++++ EXCERPTED DATA
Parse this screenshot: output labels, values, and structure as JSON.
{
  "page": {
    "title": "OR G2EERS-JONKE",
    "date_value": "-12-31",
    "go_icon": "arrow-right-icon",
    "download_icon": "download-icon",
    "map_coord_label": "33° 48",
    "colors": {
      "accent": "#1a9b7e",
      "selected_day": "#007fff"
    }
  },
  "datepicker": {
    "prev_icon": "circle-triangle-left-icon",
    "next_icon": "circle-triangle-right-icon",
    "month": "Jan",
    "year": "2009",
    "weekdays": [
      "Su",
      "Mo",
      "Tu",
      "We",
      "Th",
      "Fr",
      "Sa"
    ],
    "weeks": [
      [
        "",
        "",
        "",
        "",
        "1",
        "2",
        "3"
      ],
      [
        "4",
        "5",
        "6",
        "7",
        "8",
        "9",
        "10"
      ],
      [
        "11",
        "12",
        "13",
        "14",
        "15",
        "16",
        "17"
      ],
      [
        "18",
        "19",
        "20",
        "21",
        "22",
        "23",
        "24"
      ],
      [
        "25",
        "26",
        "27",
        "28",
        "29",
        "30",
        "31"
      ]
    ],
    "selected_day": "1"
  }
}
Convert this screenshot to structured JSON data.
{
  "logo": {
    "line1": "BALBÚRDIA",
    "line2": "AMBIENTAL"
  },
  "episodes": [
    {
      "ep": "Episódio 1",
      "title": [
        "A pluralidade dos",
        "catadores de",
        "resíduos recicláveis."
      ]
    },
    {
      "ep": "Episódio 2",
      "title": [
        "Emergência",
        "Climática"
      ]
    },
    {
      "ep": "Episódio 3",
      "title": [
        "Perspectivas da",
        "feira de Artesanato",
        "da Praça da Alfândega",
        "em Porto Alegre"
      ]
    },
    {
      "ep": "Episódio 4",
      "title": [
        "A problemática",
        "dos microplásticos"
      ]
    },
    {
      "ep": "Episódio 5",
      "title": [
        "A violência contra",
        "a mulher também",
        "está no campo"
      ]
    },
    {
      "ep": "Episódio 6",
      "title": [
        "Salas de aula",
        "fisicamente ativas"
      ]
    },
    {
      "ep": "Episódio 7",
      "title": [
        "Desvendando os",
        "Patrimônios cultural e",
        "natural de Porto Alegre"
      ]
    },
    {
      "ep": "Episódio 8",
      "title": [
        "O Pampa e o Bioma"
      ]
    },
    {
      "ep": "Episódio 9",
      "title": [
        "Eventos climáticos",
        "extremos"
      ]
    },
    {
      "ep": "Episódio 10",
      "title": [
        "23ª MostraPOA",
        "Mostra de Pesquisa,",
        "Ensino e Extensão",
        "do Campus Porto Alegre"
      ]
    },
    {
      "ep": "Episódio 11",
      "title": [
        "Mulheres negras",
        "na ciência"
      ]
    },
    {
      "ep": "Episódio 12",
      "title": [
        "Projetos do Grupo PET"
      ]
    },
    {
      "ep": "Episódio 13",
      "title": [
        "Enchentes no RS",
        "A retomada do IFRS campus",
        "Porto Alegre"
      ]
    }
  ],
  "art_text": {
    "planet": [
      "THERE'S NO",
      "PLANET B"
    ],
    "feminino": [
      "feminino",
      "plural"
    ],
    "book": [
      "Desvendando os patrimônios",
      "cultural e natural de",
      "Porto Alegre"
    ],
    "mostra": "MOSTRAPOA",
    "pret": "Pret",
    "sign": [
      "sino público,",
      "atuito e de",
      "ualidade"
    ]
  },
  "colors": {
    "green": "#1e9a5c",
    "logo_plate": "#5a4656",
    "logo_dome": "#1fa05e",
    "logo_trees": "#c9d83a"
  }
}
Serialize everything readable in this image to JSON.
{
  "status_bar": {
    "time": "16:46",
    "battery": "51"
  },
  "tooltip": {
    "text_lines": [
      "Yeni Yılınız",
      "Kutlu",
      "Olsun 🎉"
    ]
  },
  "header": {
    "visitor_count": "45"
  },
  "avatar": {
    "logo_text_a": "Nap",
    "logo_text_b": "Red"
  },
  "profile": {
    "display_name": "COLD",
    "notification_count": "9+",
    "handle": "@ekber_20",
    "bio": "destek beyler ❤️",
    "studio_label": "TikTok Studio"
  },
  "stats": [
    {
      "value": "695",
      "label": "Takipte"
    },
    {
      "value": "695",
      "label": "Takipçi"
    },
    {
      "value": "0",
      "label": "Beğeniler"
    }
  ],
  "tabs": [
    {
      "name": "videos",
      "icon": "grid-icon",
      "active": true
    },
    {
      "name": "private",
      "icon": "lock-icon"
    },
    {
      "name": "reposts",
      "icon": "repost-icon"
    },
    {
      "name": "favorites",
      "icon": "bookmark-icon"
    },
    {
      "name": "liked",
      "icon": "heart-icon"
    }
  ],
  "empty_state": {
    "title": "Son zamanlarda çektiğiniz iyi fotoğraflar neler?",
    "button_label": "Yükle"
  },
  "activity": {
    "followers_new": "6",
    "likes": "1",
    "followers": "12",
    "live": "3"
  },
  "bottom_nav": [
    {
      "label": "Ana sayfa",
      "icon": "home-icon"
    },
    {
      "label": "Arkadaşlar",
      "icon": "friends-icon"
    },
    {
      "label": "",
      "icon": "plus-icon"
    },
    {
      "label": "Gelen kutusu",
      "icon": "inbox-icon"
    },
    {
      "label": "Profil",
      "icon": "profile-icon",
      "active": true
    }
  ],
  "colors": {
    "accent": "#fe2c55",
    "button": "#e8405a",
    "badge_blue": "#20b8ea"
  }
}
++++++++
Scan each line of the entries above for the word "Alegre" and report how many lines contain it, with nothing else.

5